● **Study material**:
☆ ☆ ☆ ☆ ☆ ☆ ☆
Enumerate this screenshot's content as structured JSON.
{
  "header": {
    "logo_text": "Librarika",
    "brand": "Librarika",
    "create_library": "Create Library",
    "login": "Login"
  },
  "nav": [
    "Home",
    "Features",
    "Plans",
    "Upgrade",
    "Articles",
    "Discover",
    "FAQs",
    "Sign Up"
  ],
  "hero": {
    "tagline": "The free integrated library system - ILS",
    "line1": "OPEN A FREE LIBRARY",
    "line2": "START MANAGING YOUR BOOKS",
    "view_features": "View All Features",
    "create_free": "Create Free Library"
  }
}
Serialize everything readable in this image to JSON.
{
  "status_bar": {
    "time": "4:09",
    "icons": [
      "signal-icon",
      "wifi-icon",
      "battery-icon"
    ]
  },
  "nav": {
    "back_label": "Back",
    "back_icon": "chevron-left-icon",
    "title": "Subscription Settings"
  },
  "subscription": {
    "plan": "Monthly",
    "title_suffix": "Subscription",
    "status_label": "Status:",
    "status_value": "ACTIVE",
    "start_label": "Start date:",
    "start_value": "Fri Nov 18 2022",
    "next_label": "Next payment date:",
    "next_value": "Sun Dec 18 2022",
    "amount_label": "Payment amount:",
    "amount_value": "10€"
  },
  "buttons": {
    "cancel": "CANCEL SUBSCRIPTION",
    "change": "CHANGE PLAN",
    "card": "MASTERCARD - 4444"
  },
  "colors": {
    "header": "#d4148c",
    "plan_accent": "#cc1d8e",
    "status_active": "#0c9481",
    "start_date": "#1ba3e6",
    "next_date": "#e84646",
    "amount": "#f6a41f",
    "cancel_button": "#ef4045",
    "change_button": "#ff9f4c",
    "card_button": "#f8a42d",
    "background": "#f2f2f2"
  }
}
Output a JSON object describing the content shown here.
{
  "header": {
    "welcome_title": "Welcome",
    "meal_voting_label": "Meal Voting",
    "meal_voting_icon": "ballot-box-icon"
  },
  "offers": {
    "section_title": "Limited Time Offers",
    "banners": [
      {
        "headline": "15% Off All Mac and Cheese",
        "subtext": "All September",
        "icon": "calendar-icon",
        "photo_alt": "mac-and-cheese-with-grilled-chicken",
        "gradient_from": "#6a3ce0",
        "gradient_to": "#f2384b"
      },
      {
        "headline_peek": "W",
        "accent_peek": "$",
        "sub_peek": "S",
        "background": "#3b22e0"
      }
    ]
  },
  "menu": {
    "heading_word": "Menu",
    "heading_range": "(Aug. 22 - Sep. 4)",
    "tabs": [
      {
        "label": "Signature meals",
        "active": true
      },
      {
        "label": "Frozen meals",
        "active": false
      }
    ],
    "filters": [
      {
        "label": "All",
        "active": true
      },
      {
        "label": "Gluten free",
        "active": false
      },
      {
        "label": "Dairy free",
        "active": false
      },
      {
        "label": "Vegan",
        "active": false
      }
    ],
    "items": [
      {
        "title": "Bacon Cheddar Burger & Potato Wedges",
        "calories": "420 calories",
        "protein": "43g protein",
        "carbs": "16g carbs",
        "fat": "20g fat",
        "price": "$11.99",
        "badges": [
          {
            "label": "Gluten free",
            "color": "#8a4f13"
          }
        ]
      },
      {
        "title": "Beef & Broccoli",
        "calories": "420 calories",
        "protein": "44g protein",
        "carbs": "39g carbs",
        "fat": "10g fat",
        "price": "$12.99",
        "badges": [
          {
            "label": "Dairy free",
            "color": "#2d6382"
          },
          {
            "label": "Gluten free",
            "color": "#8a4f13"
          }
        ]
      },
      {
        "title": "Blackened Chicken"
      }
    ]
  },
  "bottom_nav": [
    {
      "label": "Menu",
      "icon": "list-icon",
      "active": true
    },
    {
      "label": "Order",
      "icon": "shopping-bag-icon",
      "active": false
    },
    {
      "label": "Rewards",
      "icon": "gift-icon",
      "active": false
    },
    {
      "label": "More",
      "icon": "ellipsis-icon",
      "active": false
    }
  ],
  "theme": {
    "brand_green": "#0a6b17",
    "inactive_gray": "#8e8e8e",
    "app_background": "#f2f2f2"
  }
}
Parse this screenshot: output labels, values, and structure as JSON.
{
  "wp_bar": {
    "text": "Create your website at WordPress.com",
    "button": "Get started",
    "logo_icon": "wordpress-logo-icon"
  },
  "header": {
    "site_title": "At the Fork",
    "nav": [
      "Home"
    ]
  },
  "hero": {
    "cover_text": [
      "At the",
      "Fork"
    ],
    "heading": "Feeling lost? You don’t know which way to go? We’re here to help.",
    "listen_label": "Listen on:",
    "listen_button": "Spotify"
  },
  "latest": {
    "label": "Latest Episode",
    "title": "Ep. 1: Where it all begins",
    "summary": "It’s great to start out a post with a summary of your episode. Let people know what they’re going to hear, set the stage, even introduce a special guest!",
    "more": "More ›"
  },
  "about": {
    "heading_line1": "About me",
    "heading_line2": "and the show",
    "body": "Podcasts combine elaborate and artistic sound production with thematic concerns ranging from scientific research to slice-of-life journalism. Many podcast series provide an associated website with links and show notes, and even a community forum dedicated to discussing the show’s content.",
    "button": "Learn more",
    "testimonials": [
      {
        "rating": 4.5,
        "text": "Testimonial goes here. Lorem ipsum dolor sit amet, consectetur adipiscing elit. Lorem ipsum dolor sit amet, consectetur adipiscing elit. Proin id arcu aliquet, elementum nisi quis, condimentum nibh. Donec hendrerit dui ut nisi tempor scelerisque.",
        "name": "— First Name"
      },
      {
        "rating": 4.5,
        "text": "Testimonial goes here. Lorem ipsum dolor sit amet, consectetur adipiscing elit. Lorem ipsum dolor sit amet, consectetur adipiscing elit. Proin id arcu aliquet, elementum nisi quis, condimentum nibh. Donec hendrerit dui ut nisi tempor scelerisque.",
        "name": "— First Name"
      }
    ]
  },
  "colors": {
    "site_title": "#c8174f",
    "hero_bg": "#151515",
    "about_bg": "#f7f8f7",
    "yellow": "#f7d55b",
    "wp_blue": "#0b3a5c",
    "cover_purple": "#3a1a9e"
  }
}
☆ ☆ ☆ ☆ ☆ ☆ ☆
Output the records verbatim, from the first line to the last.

● **Result below**:
Enumerate this screenshot's content as structured JSON.
{
  "header": {
    "logo_text": "Librarika",
    "brand": "Librarika",
    "create_library": "Create Library",
    "login": "Login"
  },
  "nav": [
    "Home",
    "Features",
    "Plans",
    "Upgrade",
    "Articles",
    "Discover",
    "FAQs",
    "Sign Up"
  ],
  "hero": {
    "tagline": "The free integrated library system - ILS",
    "line1": "OPEN A FREE LIBRARY",
    "line2": "START MANAGING YOUR BOOKS",
    "view_features": "View All Features",
    "create_free": "Create Free Library"
  }
}
Serialize everything readable in this image to JSON.
{
  "status_bar": {
    "time": "4:09",
    "icons": [
      "signal-icon",
      "wifi-icon",
      "battery-icon"
    ]
  },
  "nav": {
    "back_label": "Back",
    "back_icon": "chevron-left-icon",
    "title": "Subscription Settings"
  },
  "subscription": {
    "plan": "Monthly",
    "title_suffix": "Subscription",
    "status_label": "Status:",
    "status_value": "ACTIVE",
    "start_label": "Start date:",
    "start_value": "Fri Nov 18 2022",
    "next_label": "Next payment date:",
    "next_value": "Sun Dec 18 2022",
    "amount_label": "Payment amount:",
    "amount_value": "10€"
  },
  "buttons": {
    "cancel": "CANCEL SUBSCRIPTION",
    "change": "CHANGE PLAN",
    "card": "MASTERCARD - 4444"
  },
  "colors": {
    "header": "#d4148c",
    "plan_accent": "#cc1d8e",
    "status_active": "#0c9481",
    "start_date": "#1ba3e6",
    "next_date": "#e84646",
    "amount": "#f6a41f",
    "cancel_button": "#ef4045",
    "change_button": "#ff9f4c",
    "card_button": "#f8a42d",
    "background": "#f2f2f2"
  }
}
Output a JSON object describing the content shown here.
{
  "header": {
    "welcome_title": "Welcome",
    "meal_voting_label": "Meal Voting",
    "meal_voting_icon": "ballot-box-icon"
  },
  "offers": {
    "section_title": "Limited Time Offers",
    "banners": [
      {
        "headline": "15% Off All Mac and Cheese",
        "subtext": "All September",
        "icon": "calendar-icon",
        "photo_alt": "mac-and-cheese-with-grilled-chicken",
        "gradient_from": "#6a3ce0",
        "gradient_to": "#f2384b"
      },
      {
        "headline_peek": "W",
        "accent_peek": "$",
        "sub_peek": "S",
        "background": "#3b22e0"
      }
    ]
  },
  "menu": {
    "heading_word": "Menu",
    "heading_range": "(Aug. 22 - Sep. 4)",
    "tabs": [
      {
        "label": "Signature meals",
        "active": true
      },
      {
        "label": "Frozen meals",
        "active": false
      }
    ],
    "filters": [
      {
        "label": "All",
        "active": true
      },
      {
        "label": "Gluten free",
        "active": false
      },
      {
        "label": "Dairy free",
        "active": false
      },
      {
        "label": "Vegan",
        "active": false
      }
    ],
    "items": [
      {
        "title": "Bacon Cheddar Burger & Potato Wedges",
        "calories": "420 calories",
        "protein": "43g protein",
        "carbs": "16g carbs",
        "fat": "20g fat",
        "price": "$11.99",
        "badges": [
          {
            "label": "Gluten free",
            "color": "#8a4f13"
          }
        ]
      },
      {
        "title": "Beef & Broccoli",
        "calories": "420 calories",
        "protein": "44g protein",
        "carbs": "39g carbs",
        "fat": "10g fat",
        "price": "$12.99",
        "badges": [
          {
            "label": "Dairy free",
            "color": "#2d6382"
          },
          {
            "label": "Gluten free",
            "color": "#8a4f13"
          }
        ]
      },
      {
        "title": "Blackened Chicken"
      }
    ]
  },
  "bottom_nav": [
    {
      "label": "Menu",
      "icon": "list-icon",
      "active": true
    },
    {
      "label": "Order",
      "icon": "shopping-bag-icon",
      "active": false
    },
    {
      "label": "Rewards",
      "icon": "gift-icon",
      "active": false
    },
    {
      "label": "More",
      "icon": "ellipsis-icon",
      "active": false
    }
  ],
  "theme": {
    "brand_green": "#0a6b17",
    "inactive_gray": "#8e8e8e",
    "app_background": "#f2f2f2"
  }
}
Parse this screenshot: output labels, values, and structure as JSON.
{
  "wp_bar": {
    "text": "Create your website at WordPress.com",
    "button": "Get started",
    "logo_icon": "wordpress-logo-icon"
  },
  "header": {
    "site_title": "At the Fork",
    "nav": [
      "Home"
    ]
  },
  "hero": {
    "cover_text": [
      "At the",
      "Fork"
    ],
    "heading": "Feeling lost? You don’t know which way to go? We’re here to help.",
    "listen_label": "Listen on:",
    "listen_button": "Spotify"
  },
  "latest": {
    "label": "Latest Episode",
    "title": "Ep. 1: Where it all begins",
    "summary": "It’s great to start out a post with a summary of your episode. Let people know what they’re going to hear, set the stage, even introduce a special guest!",
    "more": "More ›"
  },
  "about": {
    "heading_line1": "About me",
    "heading_line2": "and the show",
    "body": "Podcasts combine elaborate and artistic sound production with thematic concerns ranging from scientific research to slice-of-life journalism. Many podcast series provide an associated website with links and show notes, and even a community forum dedicated to discussing the show’s content.",
    "button": "Learn more",
    "testimonials": [
      {
        "rating": 4.5,
        "text": "Testimonial goes here. Lorem ipsum dolor sit amet, consectetur adipiscing elit. Lorem ipsum dolor sit amet, consectetur adipiscing elit. Proin id arcu aliquet, elementum nisi quis, condimentum nibh. Donec hendrerit dui ut nisi tempor scelerisque.",
        "name": "— First Name"
      },
      {
        "rating": 4.5,
        "text": "Testimonial goes here. Lorem ipsum dolor sit amet, consectetur adipiscing elit. Lorem ipsum dolor sit amet, consectetur adipiscing elit. Proin id arcu aliquet, elementum nisi quis, condimentum nibh. Donec hendrerit dui ut nisi tempor scelerisque.",
        "name": "— First Name"
      }
    ]
  },
  "colors": {
    "site_title": "#c8174f",
    "hero_bg": "#151515",
    "about_bg": "#f7f8f7",
    "yellow": "#f7d55b",
    "wp_blue": "#0b3a5c",
    "cover_purple": "#3a1a9e"
  }
}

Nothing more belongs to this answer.